Dataset rows for apps and sites:

--- START ---

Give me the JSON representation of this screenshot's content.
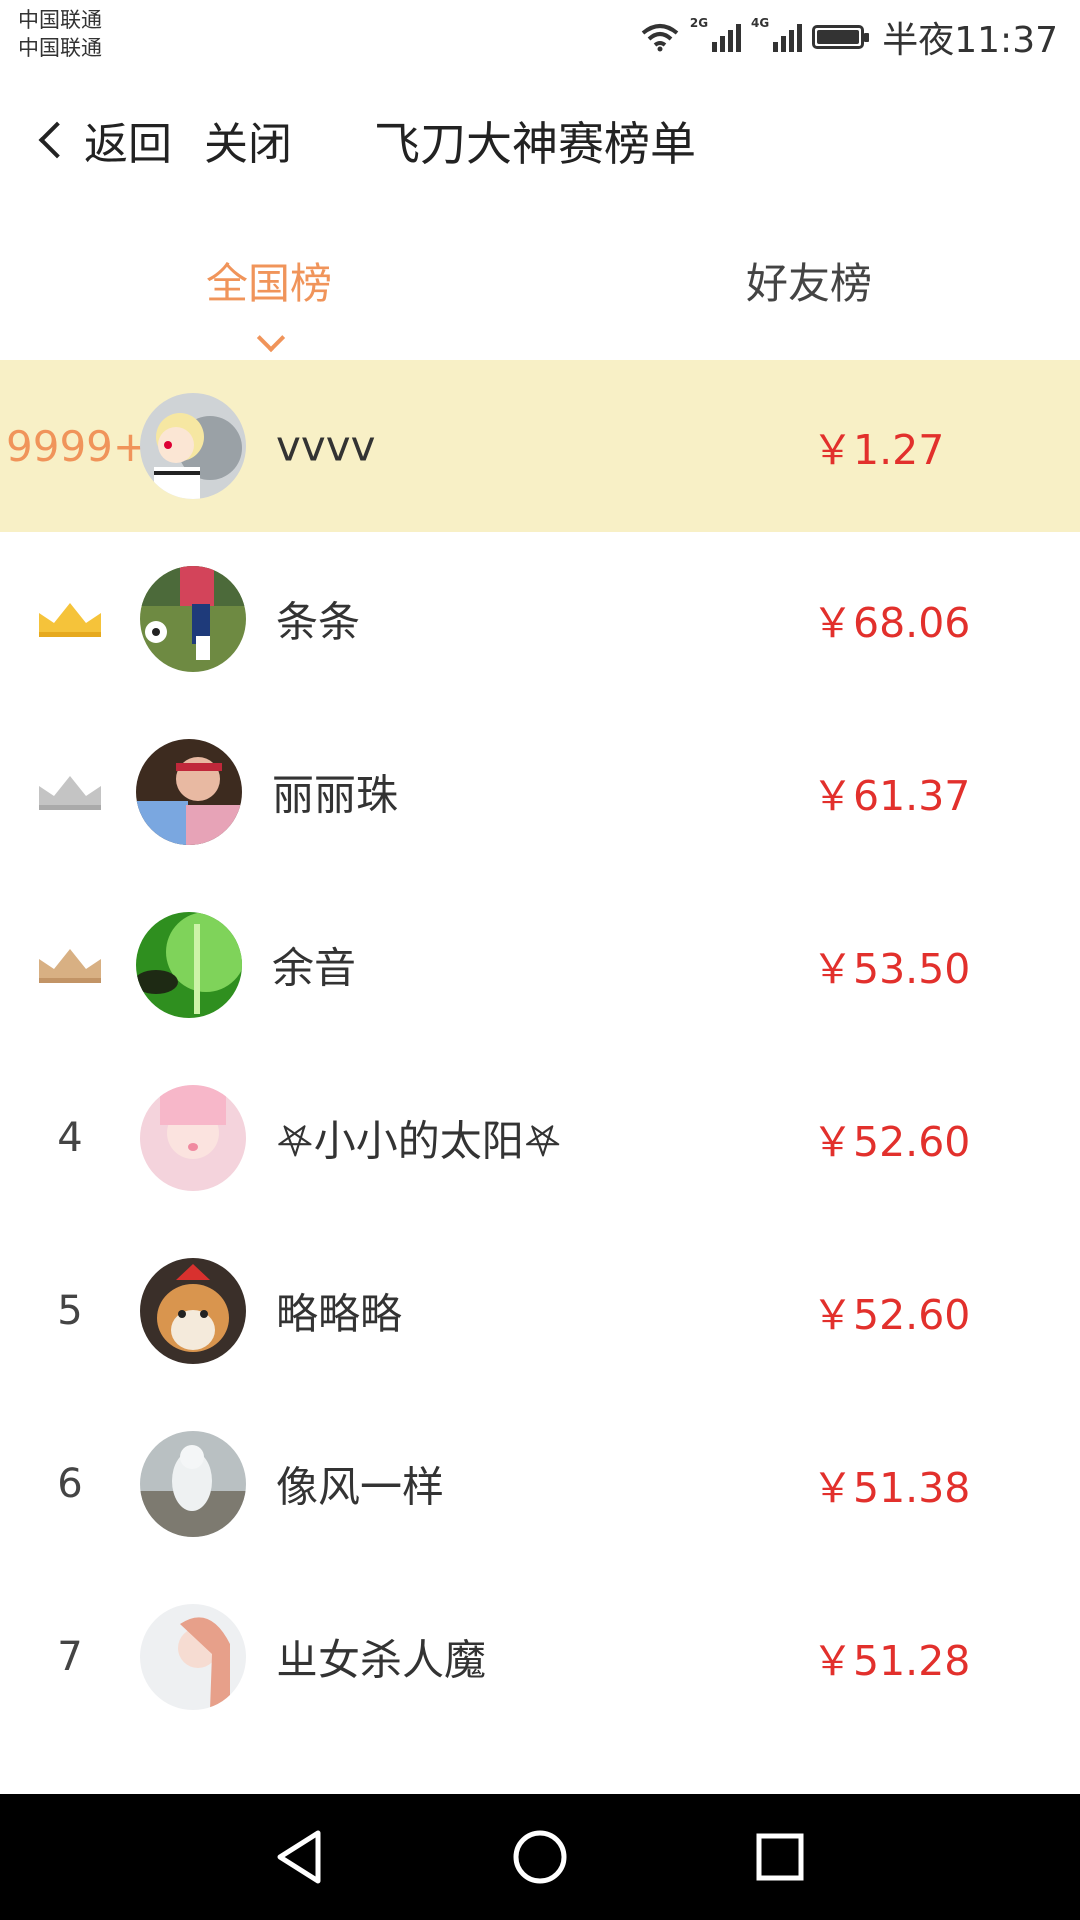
{
  "status": {
    "carriers": [
      "中国联通",
      "中国联通"
    ],
    "net1": "2G",
    "net2": "4G",
    "time": "半夜11:37"
  },
  "navbar": {
    "back_label": "返回",
    "close_label": "关闭",
    "title": "飞刀大神赛榜单"
  },
  "tabs": [
    {
      "label": "全国榜",
      "active": true
    },
    {
      "label": "好友榜",
      "active": false
    }
  ],
  "rows": [
    {
      "rank": "9999+",
      "name": "vvvv",
      "amount": "￥1.27",
      "highlight": true
    },
    {
      "rank": "crown-gold",
      "name": "条条",
      "amount": "￥68.06"
    },
    {
      "rank": "crown-silver",
      "name": "丽丽珠",
      "amount": "￥61.37"
    },
    {
      "rank": "crown-bronze",
      "name": "余音",
      "amount": "￥53.50"
    },
    {
      "rank": "4",
      "name": "𖤐小小的太阳𖤐",
      "amount": "￥52.60"
    },
    {
      "rank": "5",
      "name": "略略略",
      "amount": "￥52.60"
    },
    {
      "rank": "6",
      "name": "像风一样",
      "amount": "￥51.38"
    },
    {
      "rank": "7",
      "name": "ㄓ女杀人魔",
      "amount": "￥51.28"
    }
  ],
  "colors": {
    "accent": "#f0945a",
    "amount": "#e2302c",
    "highlight_bg": "#f8f0c6",
    "crown_gold": "#f5c33a",
    "crown_silver": "#c4c4c4",
    "crown_bronze": "#d8b083"
  }
}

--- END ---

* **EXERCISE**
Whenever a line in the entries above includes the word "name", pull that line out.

* **OUTPUT BELOW**
      "name": "vvvv",
      "name": "条条",
      "name": "丽丽珠",
      "name": "余音",
      "name": "𖤐小小的太阳𖤐",
      "name": "略略略",
      "name": "像风一样",
      "name": "ㄓ女杀人魔",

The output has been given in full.